EXERCISE INSTRUCTIONS
In the following listing, find the lines containing "title" and report them.

DATASET RECORDS
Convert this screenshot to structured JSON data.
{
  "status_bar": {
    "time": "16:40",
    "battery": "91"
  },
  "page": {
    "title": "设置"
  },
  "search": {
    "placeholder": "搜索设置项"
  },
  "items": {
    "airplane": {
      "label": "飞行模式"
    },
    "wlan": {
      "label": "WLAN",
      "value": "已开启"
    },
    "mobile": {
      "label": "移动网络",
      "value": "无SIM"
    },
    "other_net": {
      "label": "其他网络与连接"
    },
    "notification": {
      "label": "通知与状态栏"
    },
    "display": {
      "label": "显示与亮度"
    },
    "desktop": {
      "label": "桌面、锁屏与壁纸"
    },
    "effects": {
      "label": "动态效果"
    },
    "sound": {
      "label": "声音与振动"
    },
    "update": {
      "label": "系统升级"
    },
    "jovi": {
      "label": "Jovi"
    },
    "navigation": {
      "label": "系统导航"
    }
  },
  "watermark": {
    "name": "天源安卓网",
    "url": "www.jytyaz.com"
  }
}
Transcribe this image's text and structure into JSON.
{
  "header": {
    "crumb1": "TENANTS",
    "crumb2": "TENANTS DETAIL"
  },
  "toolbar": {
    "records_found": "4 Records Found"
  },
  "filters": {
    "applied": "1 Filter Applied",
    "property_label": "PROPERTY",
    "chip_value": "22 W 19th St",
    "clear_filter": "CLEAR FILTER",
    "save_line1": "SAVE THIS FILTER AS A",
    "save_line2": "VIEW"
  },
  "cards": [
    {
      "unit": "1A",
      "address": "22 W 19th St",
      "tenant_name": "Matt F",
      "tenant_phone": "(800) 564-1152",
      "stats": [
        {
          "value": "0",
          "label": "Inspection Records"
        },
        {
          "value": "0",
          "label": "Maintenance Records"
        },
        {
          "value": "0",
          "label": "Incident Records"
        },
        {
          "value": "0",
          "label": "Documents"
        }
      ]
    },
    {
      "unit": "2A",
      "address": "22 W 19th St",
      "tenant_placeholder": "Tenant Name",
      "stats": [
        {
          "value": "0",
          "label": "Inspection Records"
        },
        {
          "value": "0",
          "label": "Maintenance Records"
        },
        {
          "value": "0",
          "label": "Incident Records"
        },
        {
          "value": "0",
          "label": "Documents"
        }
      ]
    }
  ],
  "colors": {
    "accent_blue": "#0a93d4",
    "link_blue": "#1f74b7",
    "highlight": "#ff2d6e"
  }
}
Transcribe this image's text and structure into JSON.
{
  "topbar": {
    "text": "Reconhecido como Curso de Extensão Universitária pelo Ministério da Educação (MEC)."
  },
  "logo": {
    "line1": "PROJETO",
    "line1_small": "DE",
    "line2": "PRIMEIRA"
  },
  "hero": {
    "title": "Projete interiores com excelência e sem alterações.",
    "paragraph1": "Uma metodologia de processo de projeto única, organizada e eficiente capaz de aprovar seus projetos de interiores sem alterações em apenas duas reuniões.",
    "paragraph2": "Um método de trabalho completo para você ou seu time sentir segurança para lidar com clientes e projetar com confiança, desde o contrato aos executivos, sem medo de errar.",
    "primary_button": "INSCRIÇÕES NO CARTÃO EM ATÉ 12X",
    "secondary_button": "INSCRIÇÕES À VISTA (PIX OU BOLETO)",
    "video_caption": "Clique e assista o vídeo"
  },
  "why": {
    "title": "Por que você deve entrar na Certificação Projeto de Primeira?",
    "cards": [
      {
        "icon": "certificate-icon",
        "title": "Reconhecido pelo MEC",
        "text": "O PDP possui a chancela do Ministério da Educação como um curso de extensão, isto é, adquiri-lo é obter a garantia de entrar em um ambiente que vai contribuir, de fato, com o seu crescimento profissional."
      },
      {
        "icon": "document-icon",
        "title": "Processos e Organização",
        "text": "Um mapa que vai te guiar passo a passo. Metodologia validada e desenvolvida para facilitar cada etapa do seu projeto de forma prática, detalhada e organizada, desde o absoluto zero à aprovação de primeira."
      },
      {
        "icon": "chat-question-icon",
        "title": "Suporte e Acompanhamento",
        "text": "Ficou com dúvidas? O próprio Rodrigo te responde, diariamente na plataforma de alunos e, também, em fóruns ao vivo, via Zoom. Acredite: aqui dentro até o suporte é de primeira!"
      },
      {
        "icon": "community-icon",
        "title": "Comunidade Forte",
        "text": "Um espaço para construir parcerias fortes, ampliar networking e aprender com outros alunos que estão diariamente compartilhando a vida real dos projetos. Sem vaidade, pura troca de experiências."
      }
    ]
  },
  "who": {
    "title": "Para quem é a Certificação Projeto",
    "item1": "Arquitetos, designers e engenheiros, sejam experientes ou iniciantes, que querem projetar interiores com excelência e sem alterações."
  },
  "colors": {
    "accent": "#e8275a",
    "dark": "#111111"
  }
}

RESPONSE
    "title": "设置"
    "title": "Projete interiores com excelência e sem alterações.",
    "title": "Por que você deve entrar na Certificação Projeto de Primeira?",
        "title": "Reconhecido pelo MEC",
        "title": "Processos e Organização",
        "title": "Suporte e Acompanhamento",
        "title": "Comunidade Forte",
    "title": "Para quem é a Certificação Projeto",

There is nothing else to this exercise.